Entries taken from a collection:
==========

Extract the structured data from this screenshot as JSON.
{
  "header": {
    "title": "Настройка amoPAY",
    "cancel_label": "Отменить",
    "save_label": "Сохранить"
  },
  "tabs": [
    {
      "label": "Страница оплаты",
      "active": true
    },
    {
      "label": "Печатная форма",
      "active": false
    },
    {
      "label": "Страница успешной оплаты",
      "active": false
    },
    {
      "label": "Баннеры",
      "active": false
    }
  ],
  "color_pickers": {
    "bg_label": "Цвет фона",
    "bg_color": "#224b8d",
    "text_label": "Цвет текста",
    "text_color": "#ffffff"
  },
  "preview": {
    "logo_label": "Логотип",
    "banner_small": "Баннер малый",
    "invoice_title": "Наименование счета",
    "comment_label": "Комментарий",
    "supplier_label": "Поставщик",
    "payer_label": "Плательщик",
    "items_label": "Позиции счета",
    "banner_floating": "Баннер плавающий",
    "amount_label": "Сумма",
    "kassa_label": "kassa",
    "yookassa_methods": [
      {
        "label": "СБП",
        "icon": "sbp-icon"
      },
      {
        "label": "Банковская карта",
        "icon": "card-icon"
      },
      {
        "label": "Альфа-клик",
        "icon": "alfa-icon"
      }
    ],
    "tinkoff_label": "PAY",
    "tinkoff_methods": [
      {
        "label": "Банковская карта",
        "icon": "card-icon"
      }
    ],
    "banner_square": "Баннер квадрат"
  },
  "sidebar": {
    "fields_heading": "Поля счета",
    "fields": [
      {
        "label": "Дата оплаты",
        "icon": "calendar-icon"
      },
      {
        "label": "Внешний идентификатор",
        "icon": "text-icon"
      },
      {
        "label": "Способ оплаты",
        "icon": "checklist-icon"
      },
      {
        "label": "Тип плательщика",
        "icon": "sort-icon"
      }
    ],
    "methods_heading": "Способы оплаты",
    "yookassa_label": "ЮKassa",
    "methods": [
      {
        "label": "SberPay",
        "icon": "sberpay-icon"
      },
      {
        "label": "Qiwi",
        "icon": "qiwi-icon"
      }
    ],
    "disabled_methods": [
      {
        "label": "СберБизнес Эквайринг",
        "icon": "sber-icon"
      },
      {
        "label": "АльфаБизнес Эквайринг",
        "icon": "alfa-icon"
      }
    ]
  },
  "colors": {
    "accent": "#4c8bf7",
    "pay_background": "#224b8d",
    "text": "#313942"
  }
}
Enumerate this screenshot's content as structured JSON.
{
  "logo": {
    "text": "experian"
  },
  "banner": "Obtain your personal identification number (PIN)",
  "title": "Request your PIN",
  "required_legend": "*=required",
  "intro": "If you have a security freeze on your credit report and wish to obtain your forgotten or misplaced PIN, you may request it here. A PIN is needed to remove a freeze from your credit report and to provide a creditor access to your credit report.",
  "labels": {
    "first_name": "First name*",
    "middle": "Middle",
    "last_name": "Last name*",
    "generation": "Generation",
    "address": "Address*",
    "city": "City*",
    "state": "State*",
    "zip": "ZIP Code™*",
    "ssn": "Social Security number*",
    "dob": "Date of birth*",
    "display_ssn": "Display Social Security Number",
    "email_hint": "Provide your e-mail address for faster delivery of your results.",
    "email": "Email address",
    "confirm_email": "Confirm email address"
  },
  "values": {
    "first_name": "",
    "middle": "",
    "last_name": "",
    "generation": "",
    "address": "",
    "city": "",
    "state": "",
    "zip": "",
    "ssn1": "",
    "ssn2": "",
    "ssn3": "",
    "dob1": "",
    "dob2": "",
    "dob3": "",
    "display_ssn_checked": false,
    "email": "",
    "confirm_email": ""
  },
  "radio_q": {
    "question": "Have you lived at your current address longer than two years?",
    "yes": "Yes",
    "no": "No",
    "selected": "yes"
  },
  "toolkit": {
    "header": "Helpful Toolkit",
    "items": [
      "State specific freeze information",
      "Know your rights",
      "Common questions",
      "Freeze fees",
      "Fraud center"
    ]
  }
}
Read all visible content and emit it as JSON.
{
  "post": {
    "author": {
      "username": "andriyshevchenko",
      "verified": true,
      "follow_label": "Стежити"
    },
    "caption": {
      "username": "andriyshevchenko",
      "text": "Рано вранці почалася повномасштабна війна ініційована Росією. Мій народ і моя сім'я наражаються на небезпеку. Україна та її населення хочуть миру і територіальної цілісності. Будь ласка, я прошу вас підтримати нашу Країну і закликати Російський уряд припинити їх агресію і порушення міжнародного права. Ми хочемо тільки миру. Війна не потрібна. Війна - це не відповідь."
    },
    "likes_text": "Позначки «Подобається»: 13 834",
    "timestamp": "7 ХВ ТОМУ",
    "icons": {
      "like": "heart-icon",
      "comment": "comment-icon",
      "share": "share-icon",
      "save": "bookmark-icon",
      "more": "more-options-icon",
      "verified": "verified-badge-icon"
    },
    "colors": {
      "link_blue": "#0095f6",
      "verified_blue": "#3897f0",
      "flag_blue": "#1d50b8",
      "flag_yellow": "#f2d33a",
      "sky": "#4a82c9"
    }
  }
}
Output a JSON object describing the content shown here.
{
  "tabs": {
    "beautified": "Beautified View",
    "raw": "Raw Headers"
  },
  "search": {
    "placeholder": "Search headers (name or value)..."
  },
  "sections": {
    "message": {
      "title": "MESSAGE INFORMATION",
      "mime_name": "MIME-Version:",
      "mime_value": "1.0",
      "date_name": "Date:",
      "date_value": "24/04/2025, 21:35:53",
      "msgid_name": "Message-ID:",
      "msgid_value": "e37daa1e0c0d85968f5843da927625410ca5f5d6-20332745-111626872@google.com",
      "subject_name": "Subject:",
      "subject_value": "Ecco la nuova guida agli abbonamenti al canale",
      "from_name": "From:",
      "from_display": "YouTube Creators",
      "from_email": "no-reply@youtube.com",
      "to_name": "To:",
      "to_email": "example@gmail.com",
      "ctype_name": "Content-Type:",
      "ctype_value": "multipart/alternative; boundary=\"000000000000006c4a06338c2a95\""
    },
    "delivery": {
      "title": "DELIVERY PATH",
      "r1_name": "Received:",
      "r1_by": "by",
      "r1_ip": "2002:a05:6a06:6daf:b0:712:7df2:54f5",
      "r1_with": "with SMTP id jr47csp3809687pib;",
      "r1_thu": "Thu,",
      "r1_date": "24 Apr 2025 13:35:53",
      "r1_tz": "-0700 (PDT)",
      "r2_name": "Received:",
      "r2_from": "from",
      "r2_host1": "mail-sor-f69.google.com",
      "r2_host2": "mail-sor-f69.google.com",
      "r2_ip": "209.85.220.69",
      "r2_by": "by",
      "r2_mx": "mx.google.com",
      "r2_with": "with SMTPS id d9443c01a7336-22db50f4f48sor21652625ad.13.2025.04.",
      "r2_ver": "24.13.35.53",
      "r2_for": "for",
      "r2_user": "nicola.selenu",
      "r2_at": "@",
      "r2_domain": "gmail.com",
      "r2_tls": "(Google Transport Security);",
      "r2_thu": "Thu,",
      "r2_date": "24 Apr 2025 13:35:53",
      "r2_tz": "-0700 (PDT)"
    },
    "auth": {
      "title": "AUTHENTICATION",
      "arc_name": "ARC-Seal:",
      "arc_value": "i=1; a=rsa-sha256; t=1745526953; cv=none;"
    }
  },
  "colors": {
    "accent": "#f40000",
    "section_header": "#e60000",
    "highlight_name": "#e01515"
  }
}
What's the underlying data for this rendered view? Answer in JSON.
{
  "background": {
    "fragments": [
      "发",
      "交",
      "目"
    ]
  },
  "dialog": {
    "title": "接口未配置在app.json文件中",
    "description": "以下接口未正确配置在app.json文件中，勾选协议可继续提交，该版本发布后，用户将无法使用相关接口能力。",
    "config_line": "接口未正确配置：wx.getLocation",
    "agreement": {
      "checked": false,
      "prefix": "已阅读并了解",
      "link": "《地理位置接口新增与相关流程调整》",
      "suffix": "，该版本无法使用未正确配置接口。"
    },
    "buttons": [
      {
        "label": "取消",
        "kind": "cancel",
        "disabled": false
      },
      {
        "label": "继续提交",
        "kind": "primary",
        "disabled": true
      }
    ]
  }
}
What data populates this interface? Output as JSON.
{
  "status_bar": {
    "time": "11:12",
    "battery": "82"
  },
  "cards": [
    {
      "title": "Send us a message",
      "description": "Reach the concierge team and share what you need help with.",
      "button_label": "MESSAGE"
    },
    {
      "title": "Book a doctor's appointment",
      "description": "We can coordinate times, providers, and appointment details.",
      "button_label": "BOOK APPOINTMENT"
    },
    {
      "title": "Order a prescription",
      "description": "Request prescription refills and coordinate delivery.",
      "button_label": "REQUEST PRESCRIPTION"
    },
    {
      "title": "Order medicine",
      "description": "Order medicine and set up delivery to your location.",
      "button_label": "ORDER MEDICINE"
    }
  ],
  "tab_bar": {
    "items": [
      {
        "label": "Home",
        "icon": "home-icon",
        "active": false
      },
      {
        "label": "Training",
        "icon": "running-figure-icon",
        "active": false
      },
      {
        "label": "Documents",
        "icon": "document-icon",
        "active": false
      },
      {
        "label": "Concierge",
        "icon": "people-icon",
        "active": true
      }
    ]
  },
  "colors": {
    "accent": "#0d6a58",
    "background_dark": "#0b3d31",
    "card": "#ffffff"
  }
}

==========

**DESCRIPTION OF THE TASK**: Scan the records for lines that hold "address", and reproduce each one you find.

**EXPECTED ANSWER**:
    "address": "Address*",
    "email_hint": "Provide your e-mail address for faster delivery of your results.",
    "email": "Email address",
    "confirm_email": "Confirm email address"
    "address": "",
    "question": "Have you lived at your current address longer than two years?",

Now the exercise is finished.